Russia Set to Police Syria Safe Zones Backed by Iran, TurkeyBy and
UN special envoy to Syria says de-escalation plan is good step
Tension remains as opposition protests at signing ceremony
Russia said it’s ready to send peacekeepers to Syria as it won backing from Turkey and Iran for a plan to establish safe zones inside the war-torn country in an effort to shore up a shaky cease-fire brokered by the three powers.
The three countries signed a memorandum on the creation of so-called de-escalation areas on Thursday after two days of talks in Kazakhstan that also included representatives of the Syrian government and rebel groups. Opposition leaders distanced themselves from the plan, saying they can’t accept Iran as a guarantor of the truce and that they want “clear and tangible” guarantees the deal will be enforced. The U.S. also expressed doubts.
“Russia is ready to send its observers” to help enforce the safe zones, President Vladimir Putin’s envoy to Syria, Alexander Lavrentiev, told reporters in the Kazakh capital, Astana. “We believe the Syrian crisis can only be resolved through political methods.”
Putin said on Wednesday that he’d secured the backing of U.S. President Donald Trump for the proposal, which could include a ban on bombing raids. But State Department spokeswoman Heather Nauert said Thursday that the U.S. has “concerns” about the accord, “including the involvement of Iran as a so-called “guarantor,”’ and said Russia should do more to stop violence.
“Iran’s activities in Syria have only contributed to the violence, not stopped it, and Iran’s unquestioning support for the Assad regime has perpetuated the misery of ordinary Syrians,” Nauert said. Referring to Syrian President Bashar al-Assad, she added, “We expect the regime to stop all attacks on civilians and opposition forces, something they have never done. We expect Russia to ensure regime compliance.”
While Assad managed to turn the tide of war in his favor after Russia started an air campaign in September 2015, continued fighting between his forces and rebels backed by the U.S. and its allies including Turkey and Saudi Arabia stand in the way of a political settlement. The conflict, which risks drawing Russia into a quagmire, has killed an estimated 400,000 people and sent millions more fleeing.
The latest initiative would establish four zones patrolled by foreign forces -- possibly including Russian ones -- in the northwestern Idlib province, Homs province in the west, the East Ghouta suburb of the capital Damascus and southern Syria.
It will take a month to finalize the maps of the proposed safe zones, Iranian Deputy Foreign Minister Hossein Jaberi Ansari said. The United Nations’ Special Envoy for Syria, Staffan de Mistura, who also attended the Astana talks, described the agreement as a “step in the right direction.”
In a sign of the difficulties in making the agreement work, one Syrian opposition member shouted in protest during the signing ceremony before he and others left the room.
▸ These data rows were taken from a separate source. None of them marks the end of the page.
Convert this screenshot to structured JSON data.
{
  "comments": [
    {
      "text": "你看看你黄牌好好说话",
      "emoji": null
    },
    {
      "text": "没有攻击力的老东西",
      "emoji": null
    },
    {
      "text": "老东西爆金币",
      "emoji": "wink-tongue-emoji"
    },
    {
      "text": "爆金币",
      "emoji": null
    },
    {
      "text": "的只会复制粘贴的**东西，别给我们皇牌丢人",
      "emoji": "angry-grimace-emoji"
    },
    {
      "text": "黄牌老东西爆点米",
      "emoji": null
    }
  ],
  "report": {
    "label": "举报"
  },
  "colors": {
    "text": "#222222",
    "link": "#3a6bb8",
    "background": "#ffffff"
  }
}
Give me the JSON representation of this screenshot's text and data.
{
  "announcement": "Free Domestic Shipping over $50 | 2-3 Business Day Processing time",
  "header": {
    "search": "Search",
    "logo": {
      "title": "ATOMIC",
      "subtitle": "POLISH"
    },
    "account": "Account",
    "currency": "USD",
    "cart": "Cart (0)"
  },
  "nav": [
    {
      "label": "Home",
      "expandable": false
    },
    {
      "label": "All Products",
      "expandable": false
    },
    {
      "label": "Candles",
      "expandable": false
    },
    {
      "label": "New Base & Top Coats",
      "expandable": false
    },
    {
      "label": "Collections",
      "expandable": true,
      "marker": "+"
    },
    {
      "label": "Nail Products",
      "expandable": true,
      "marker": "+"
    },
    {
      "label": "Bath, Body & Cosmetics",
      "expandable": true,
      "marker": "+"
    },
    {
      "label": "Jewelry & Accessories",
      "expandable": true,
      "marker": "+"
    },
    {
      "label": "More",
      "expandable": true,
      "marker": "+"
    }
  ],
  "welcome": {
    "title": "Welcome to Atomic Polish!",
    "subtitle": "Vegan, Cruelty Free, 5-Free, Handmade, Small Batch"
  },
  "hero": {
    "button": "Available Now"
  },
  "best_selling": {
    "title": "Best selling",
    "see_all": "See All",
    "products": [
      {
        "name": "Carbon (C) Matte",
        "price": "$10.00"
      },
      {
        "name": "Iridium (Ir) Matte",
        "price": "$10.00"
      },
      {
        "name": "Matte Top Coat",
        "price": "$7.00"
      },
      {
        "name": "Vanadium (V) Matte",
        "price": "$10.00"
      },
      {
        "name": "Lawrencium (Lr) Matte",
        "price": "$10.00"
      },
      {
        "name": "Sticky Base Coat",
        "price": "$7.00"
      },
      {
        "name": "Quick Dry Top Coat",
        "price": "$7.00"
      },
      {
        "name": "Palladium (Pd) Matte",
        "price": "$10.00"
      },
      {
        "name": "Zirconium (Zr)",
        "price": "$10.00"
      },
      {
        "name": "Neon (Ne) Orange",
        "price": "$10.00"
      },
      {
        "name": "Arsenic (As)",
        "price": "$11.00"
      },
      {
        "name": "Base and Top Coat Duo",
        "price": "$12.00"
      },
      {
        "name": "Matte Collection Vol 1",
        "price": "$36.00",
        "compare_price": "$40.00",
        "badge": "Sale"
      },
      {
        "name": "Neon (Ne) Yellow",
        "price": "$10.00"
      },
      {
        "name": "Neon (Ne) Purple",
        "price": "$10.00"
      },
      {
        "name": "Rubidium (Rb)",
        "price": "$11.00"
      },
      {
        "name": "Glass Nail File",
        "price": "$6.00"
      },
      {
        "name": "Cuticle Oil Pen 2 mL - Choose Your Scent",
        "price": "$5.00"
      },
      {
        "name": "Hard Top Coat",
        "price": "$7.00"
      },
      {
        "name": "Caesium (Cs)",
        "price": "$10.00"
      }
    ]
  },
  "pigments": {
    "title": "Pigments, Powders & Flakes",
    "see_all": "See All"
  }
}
The Syrian government’s delegation chief, Bashar Jaafari, also called on Russia and Iran to discuss implementation of the memorandum with the authorities in Damascus.
The success of the plan could lead to the withdrawal of Iranian-backed forces in Syria, said Lavrentiev, in an effort to win over the rebels who demanded “a clear schedule for the departure of foreign militias” from the country.
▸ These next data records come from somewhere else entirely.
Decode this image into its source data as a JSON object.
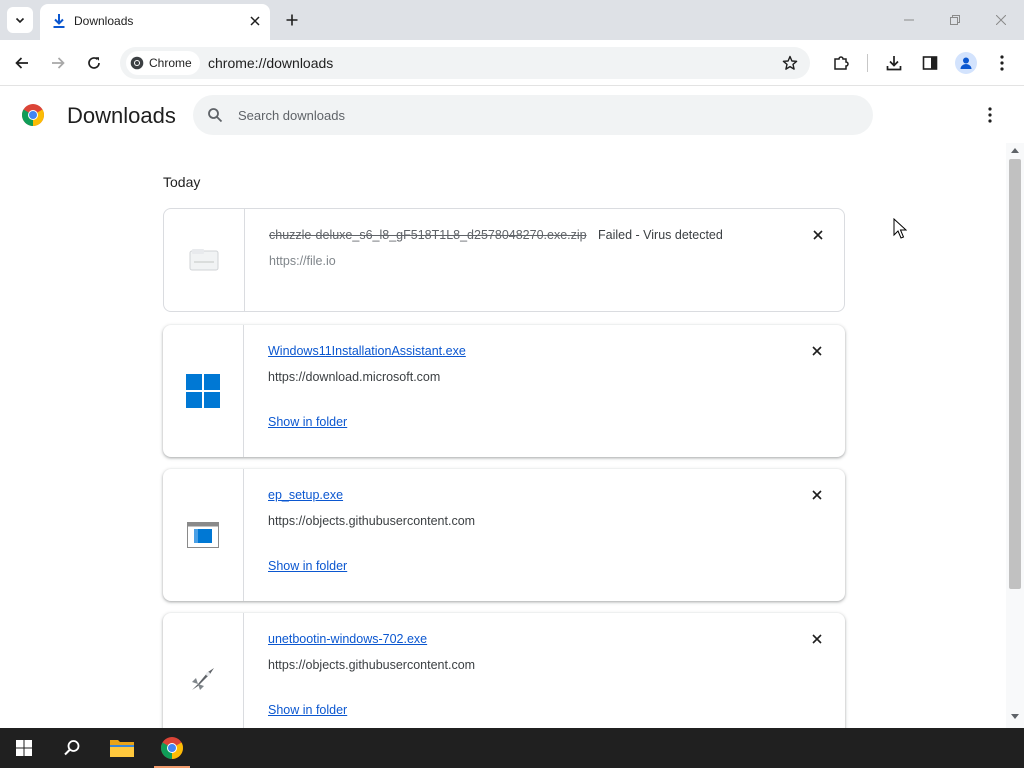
{
  "tab": {
    "title": "Downloads"
  },
  "omnibox": {
    "chip_label": "Chrome",
    "url": "chrome://downloads"
  },
  "page": {
    "title": "Downloads",
    "search_placeholder": "Search downloads"
  },
  "section_label": "Today",
  "downloads": [
    {
      "file_name": "chuzzle-deluxe_s6_l8_gF518T1L8_d2578048270.exe.zip",
      "status": "Failed - Virus detected",
      "url": "https://file.io",
      "icon": "generic-file-icon"
    },
    {
      "file_name": "Windows11InstallationAssistant.exe",
      "url": "https://download.microsoft.com",
      "action": "Show in folder",
      "icon": "windows-logo-icon"
    },
    {
      "file_name": "ep_setup.exe",
      "url": "https://objects.githubusercontent.com",
      "action": "Show in folder",
      "icon": "window-app-icon"
    },
    {
      "file_name": "unetbootin-windows-702.exe",
      "url": "https://objects.githubusercontent.com",
      "action": "Show in folder",
      "icon": "unetbootin-icon"
    }
  ],
  "colors": {
    "link": "#0b57d0",
    "tabbar": "#dee1e6",
    "omnibox": "#f1f3f4",
    "taskbar": "#202020",
    "windows_blue": "#0078d4"
  }
}
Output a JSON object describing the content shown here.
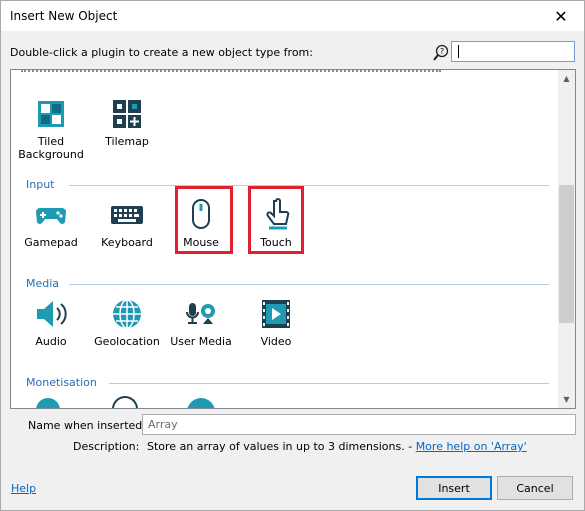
{
  "window": {
    "title": "Insert New Object",
    "close_glyph": "✕"
  },
  "instruction": "Double-click a plugin to create a new object type from:",
  "search": {
    "value": ""
  },
  "colors": {
    "accent": "#2a6db8",
    "highlight": "#e0202e",
    "icon": "#1e9bb3"
  },
  "sections": [
    {
      "items": [
        {
          "label": "Tiled Background",
          "icon": "tiled-background-icon"
        },
        {
          "label": "Tilemap",
          "icon": "tilemap-icon"
        }
      ]
    },
    {
      "title": "Input",
      "items": [
        {
          "label": "Gamepad",
          "icon": "gamepad-icon"
        },
        {
          "label": "Keyboard",
          "icon": "keyboard-icon"
        },
        {
          "label": "Mouse",
          "icon": "mouse-icon",
          "highlighted": true
        },
        {
          "label": "Touch",
          "icon": "touch-icon",
          "highlighted": true
        }
      ]
    },
    {
      "title": "Media",
      "items": [
        {
          "label": "Audio",
          "icon": "audio-icon"
        },
        {
          "label": "Geolocation",
          "icon": "geolocation-icon"
        },
        {
          "label": "User Media",
          "icon": "user-media-icon"
        },
        {
          "label": "Video",
          "icon": "video-icon"
        }
      ]
    },
    {
      "title": "Monetisation"
    }
  ],
  "name_field": {
    "label": "Name when inserted:",
    "value": "Array"
  },
  "description": {
    "label": "Description:",
    "text": "Store an array of values in up to 3 dimensions. - ",
    "link": "More help on 'Array'"
  },
  "footer": {
    "help": "Help",
    "insert": "Insert",
    "cancel": "Cancel"
  }
}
The opposition is skeptical about the Russian initiative because of the involvement of Iran, an uncompromising backer of Assad. They want United Nations peacekeepers to be deployed and the creation of no-fly zones. Putin said a halt to bombing could happen inside the safe zones if there is no military activity taking place.